### What is expected
Pictures stay out; everything else in the records below is copied exactly.

### Exercise data
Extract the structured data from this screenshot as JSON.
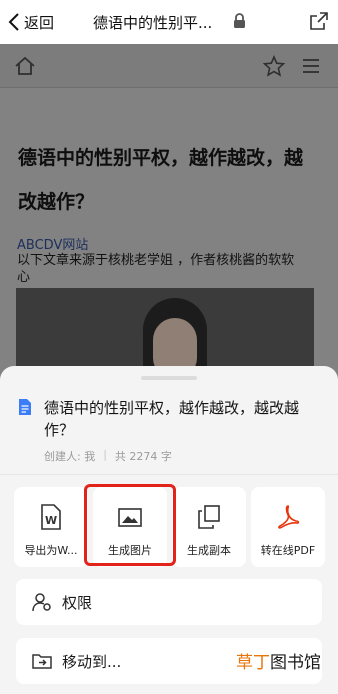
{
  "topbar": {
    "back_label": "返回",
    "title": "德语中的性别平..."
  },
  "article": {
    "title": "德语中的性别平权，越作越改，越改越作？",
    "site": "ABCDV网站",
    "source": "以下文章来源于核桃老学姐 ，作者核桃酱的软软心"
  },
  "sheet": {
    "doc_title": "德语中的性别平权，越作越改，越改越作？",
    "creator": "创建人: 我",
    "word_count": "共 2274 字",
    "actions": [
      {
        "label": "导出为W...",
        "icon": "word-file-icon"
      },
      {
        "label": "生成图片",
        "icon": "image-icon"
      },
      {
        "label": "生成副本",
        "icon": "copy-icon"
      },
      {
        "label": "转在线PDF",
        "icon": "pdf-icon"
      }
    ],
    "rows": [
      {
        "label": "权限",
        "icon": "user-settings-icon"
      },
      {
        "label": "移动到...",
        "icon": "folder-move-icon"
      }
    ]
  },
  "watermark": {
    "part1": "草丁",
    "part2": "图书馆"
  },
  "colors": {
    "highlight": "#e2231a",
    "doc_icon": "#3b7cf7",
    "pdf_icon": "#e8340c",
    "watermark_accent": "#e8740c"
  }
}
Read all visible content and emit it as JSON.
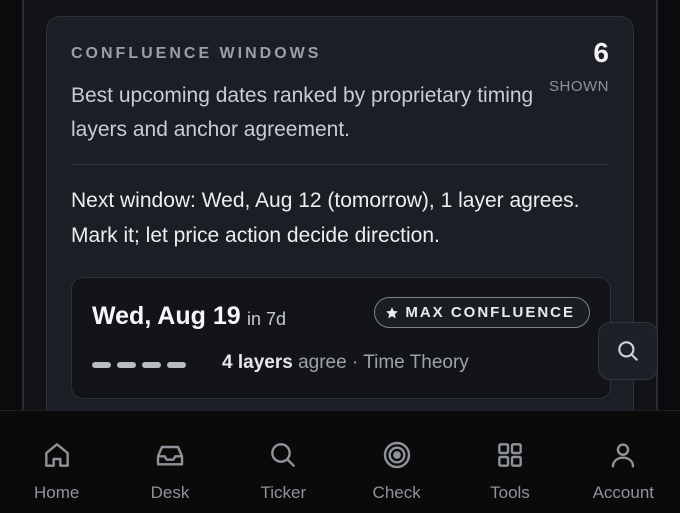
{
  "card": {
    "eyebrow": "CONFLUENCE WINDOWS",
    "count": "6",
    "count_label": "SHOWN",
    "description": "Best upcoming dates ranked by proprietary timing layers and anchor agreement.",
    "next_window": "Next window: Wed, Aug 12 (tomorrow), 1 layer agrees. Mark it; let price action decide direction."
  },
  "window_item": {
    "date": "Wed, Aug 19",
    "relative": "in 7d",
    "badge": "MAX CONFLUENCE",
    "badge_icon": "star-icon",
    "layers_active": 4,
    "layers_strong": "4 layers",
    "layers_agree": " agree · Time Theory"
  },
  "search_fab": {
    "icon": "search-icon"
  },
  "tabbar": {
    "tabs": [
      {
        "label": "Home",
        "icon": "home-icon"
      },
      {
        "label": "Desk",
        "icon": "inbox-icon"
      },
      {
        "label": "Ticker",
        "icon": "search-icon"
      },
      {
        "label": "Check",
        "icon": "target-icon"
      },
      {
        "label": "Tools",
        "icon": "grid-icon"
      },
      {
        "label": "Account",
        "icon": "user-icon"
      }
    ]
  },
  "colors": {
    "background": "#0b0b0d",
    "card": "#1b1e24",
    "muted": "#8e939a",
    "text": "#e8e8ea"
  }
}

### Solution for this task
Extract the structured data from this screenshot as JSON.
{
  "topbar": {
    "back_label": "返回",
    "title": "德语中的性别平..."
  },
  "article": {
    "title": "德语中的性别平权，越作越改，越改越作？",
    "site": "ABCDV网站",
    "source": "以下文章来源于核桃老学姐 ，作者核桃酱的软软心"
  },
  "sheet": {
    "doc_title": "德语中的性别平权，越作越改，越改越作？",
    "creator": "创建人: 我",
    "word_count": "共 2274 字",
    "actions": [
      {
        "label": "导出为W...",
        "icon": "word-file-icon"
      },
      {
        "label": "生成图片",
        "icon": "image-icon"
      },
      {
        "label": "生成副本",
        "icon": "copy-icon"
      },
      {
        "label": "转在线PDF",
        "icon": "pdf-icon"
      }
    ],
    "rows": [
      {
        "label": "权限",
        "icon": "user-settings-icon"
      },
      {
        "label": "移动到...",
        "icon": "folder-move-icon"
      }
    ]
  },
  "watermark": {
    "part1": "草丁",
    "part2": "图书馆"
  },
  "colors": {
    "highlight": "#e2231a",
    "doc_icon": "#3b7cf7",
    "pdf_icon": "#e8340c",
    "watermark_accent": "#e8740c"
  }
}
Read all visible content and emit it as JSON.
{
  "card": {
    "eyebrow": "CONFLUENCE WINDOWS",
    "count": "6",
    "count_label": "SHOWN",
    "description": "Best upcoming dates ranked by proprietary timing layers and anchor agreement.",
    "next_window": "Next window: Wed, Aug 12 (tomorrow), 1 layer agrees. Mark it; let price action decide direction."
  },
  "window_item": {
    "date": "Wed, Aug 19",
    "relative": "in 7d",
    "badge": "MAX CONFLUENCE",
    "badge_icon": "star-icon",
    "layers_active": 4,
    "layers_strong": "4 layers",
    "layers_agree": " agree · Time Theory"
  },
  "search_fab": {
    "icon": "search-icon"
  },
  "tabbar": {
    "tabs": [
      {
        "label": "Home",
        "icon": "home-icon"
      },
      {
        "label": "Desk",
        "icon": "inbox-icon"
      },
      {
        "label": "Ticker",
        "icon": "search-icon"
      },
      {
        "label": "Check",
        "icon": "target-icon"
      },
      {
        "label": "Tools",
        "icon": "grid-icon"
      },
      {
        "label": "Account",
        "icon": "user-icon"
      }
    ]
  },
  "colors": {
    "background": "#0b0b0d",
    "card": "#1b1e24",
    "muted": "#8e939a",
    "text": "#e8e8ea"
  }
}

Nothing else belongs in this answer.